→ **Work instruction**
Retype the whole listing that follows so that it matches the original exactly.

→ **Input records**
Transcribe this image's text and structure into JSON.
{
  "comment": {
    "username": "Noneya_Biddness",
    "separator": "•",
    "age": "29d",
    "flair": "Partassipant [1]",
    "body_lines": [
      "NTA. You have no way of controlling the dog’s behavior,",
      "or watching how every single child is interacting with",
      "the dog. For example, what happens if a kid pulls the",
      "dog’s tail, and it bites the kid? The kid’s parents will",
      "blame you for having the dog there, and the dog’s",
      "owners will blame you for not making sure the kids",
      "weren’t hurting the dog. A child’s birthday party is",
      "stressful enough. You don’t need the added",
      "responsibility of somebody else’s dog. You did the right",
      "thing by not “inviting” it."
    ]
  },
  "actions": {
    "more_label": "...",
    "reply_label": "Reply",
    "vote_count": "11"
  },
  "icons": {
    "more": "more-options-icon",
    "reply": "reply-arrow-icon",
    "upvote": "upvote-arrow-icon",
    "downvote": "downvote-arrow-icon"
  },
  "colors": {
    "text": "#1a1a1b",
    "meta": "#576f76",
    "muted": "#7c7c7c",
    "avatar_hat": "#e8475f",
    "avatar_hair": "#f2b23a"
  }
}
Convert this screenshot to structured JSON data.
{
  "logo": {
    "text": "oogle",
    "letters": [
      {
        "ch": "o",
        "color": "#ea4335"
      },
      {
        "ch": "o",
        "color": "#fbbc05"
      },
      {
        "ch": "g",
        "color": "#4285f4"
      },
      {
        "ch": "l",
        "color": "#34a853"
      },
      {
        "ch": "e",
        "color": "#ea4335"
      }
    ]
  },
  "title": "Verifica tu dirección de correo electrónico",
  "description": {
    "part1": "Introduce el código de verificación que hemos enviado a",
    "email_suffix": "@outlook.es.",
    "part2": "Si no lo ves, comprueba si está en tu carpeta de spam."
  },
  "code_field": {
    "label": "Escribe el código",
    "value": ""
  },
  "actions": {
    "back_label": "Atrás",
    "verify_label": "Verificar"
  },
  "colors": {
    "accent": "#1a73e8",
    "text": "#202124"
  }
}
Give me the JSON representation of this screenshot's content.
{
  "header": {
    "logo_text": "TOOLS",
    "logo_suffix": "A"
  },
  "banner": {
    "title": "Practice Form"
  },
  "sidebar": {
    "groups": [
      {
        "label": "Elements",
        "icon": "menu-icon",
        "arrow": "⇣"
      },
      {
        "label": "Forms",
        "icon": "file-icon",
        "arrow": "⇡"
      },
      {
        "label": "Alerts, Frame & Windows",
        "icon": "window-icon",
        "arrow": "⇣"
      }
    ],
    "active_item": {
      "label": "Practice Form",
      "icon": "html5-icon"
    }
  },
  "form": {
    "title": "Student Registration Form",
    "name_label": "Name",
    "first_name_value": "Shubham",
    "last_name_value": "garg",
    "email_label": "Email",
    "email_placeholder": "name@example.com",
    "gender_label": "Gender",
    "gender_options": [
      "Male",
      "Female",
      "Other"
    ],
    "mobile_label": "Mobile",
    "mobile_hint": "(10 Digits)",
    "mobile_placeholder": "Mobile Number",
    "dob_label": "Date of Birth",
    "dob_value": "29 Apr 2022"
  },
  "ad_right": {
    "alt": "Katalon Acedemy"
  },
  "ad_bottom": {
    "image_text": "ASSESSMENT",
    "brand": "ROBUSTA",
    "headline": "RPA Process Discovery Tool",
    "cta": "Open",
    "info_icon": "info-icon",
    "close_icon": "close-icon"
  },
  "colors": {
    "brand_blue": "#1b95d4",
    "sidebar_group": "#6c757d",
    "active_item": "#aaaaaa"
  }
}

→ **Exercise output**
Transcribe this image's text and structure into JSON.
{
  "comment": {
    "username": "Noneya_Biddness",
    "separator": "•",
    "age": "29d",
    "flair": "Partassipant [1]",
    "body_lines": [
      "NTA. You have no way of controlling the dog’s behavior,",
      "or watching how every single child is interacting with",
      "the dog. For example, what happens if a kid pulls the",
      "dog’s tail, and it bites the kid? The kid’s parents will",
      "blame you for having the dog there, and the dog’s",
      "owners will blame you for not making sure the kids",
      "weren’t hurting the dog. A child’s birthday party is",
      "stressful enough. You don’t need the added",
      "responsibility of somebody else’s dog. You did the right",
      "thing by not “inviting” it."
    ]
  },
  "actions": {
    "more_label": "...",
    "reply_label": "Reply",
    "vote_count": "11"
  },
  "icons": {
    "more": "more-options-icon",
    "reply": "reply-arrow-icon",
    "upvote": "upvote-arrow-icon",
    "downvote": "downvote-arrow-icon"
  },
  "colors": {
    "text": "#1a1a1b",
    "meta": "#576f76",
    "muted": "#7c7c7c",
    "avatar_hat": "#e8475f",
    "avatar_hair": "#f2b23a"
  }
}
Convert this screenshot to structured JSON data.
{
  "logo": {
    "text": "oogle",
    "letters": [
      {
        "ch": "o",
        "color": "#ea4335"
      },
      {
        "ch": "o",
        "color": "#fbbc05"
      },
      {
        "ch": "g",
        "color": "#4285f4"
      },
      {
        "ch": "l",
        "color": "#34a853"
      },
      {
        "ch": "e",
        "color": "#ea4335"
      }
    ]
  },
  "title": "Verifica tu dirección de correo electrónico",
  "description": {
    "part1": "Introduce el código de verificación que hemos enviado a",
    "email_suffix": "@outlook.es.",
    "part2": "Si no lo ves, comprueba si está en tu carpeta de spam."
  },
  "code_field": {
    "label": "Escribe el código",
    "value": ""
  },
  "actions": {
    "back_label": "Atrás",
    "verify_label": "Verificar"
  },
  "colors": {
    "accent": "#1a73e8",
    "text": "#202124"
  }
}
Give me the JSON representation of this screenshot's content.
{
  "header": {
    "logo_text": "TOOLS",
    "logo_suffix": "A"
  },
  "banner": {
    "title": "Practice Form"
  },
  "sidebar": {
    "groups": [
      {
        "label": "Elements",
        "icon": "menu-icon",
        "arrow": "⇣"
      },
      {
        "label": "Forms",
        "icon": "file-icon",
        "arrow": "⇡"
      },
      {
        "label": "Alerts, Frame & Windows",
        "icon": "window-icon",
        "arrow": "⇣"
      }
    ],
    "active_item": {
      "label": "Practice Form",
      "icon": "html5-icon"
    }
  },
  "form": {
    "title": "Student Registration Form",
    "name_label": "Name",
    "first_name_value": "Shubham",
    "last_name_value": "garg",
    "email_label": "Email",
    "email_placeholder": "name@example.com",
    "gender_label": "Gender",
    "gender_options": [
      "Male",
      "Female",
      "Other"
    ],
    "mobile_label": "Mobile",
    "mobile_hint": "(10 Digits)",
    "mobile_placeholder": "Mobile Number",
    "dob_label": "Date of Birth",
    "dob_value": "29 Apr 2022"
  },
  "ad_right": {
    "alt": "Katalon Acedemy"
  },
  "ad_bottom": {
    "image_text": "ASSESSMENT",
    "brand": "ROBUSTA",
    "headline": "RPA Process Discovery Tool",
    "cta": "Open",
    "info_icon": "info-icon",
    "close_icon": "close-icon"
  },
  "colors": {
    "brand_blue": "#1b95d4",
    "sidebar_group": "#6c757d",
    "active_item": "#aaaaaa"
  }
}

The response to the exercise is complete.